Arizona. As soon as they'd driven across the border, his friend, who
was behind the wheel, popped open a six-pack and started guzzling.
“Fuck it!” he roared. “We're in Mexico!”
But Puerto Escondido isn't Tijuana—it's closer to Guatemala than to
the US border. There are a handful of expensive flights there from the
US and from big Mexican cities, but otherwise, you're taking the 12 to
18 hour overnight bus from Mexico City or the six hour van ride—a van
ride not unlike a go-kart race—from Oaxaca City. Nor does Puerto
appear poised for a mega resort, Cancun-style reinvention. The further
away from town you walk, the more the empty beachside restaurants and
hotels resemble the unmaintained sprawl of an overextended boomtown.
Yet these tourists still come to Puerto—en masse. Which could mean a
couple of things. Either A, they're completely blithe, or B, they've
disregarded the far meaner, far more popular—and grossly
exaggerated—storyline that's come to replace the benign Wild West
narrative. This is the one about Mexico being an actual Wild West, a
warzone of Afghan proportions, a cesspool of narcotraffickers and
kidnappers out to murder, maim and extort every foreigner in sight, a
country where eating or breathing could send you to the grave.
For ignoring this garbage, I applaud the bronzed broskies. Because
yes, there's a war in Mexico, and yes, there are horrible things that
happen every day in Chihuahua, Sinaloa, Michoacán, Baja and Guerrero.
But Puerto is not Juárez. Neither is Cuernavaca. Or Taxco. Or
Puebla—or all the Central Mexican cities devoid of foreign tourists.
And if you're really that worried about the flu, just do what every

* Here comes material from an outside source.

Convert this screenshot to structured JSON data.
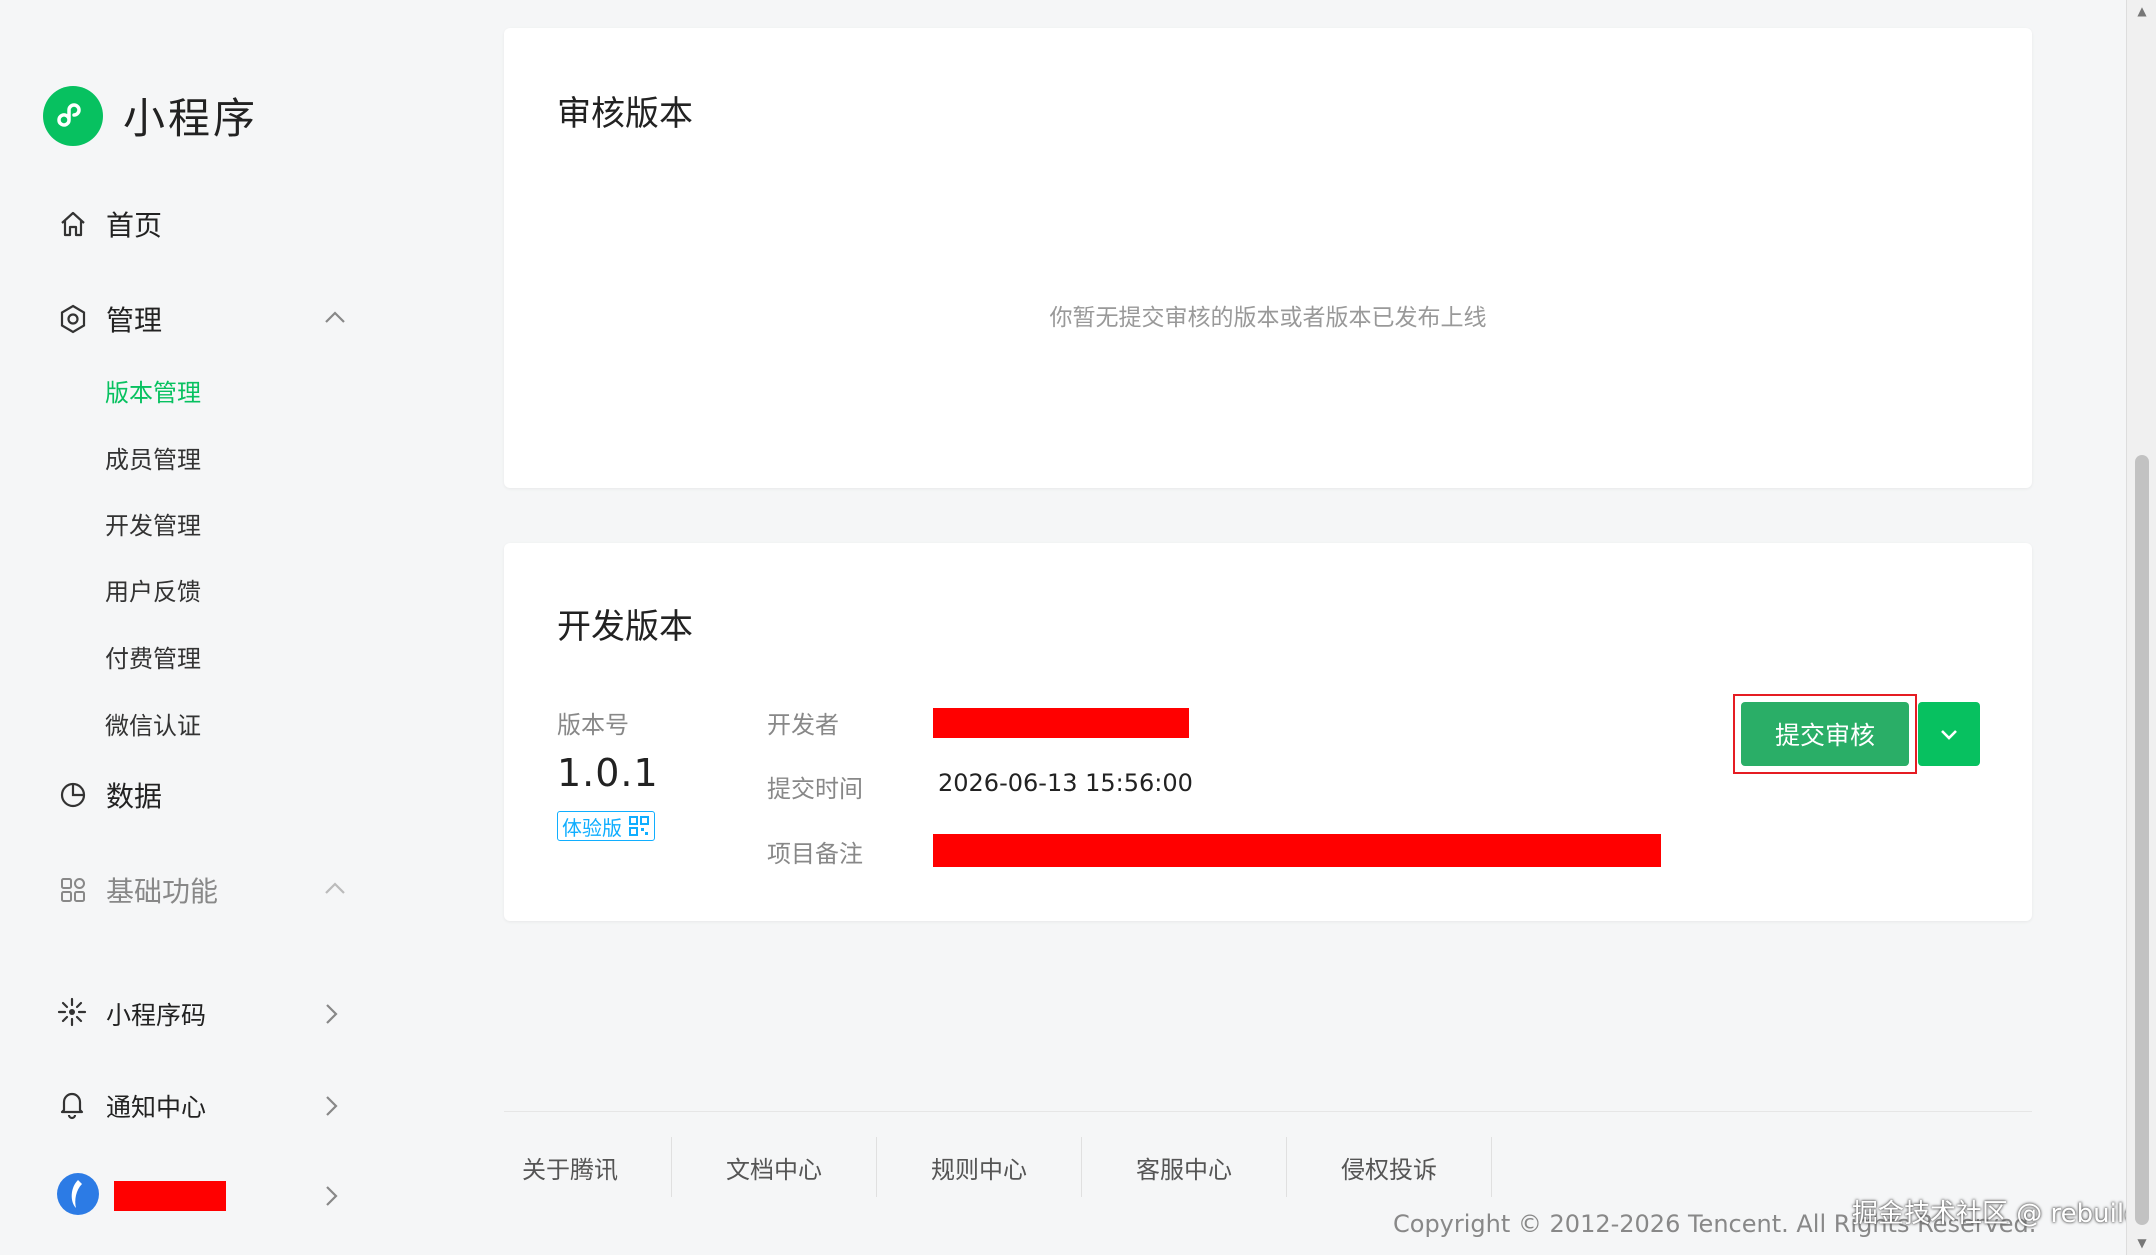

restaurant worker in Puebla does: Cross your fingers and prey that
little surgical mask will keep the cooties out.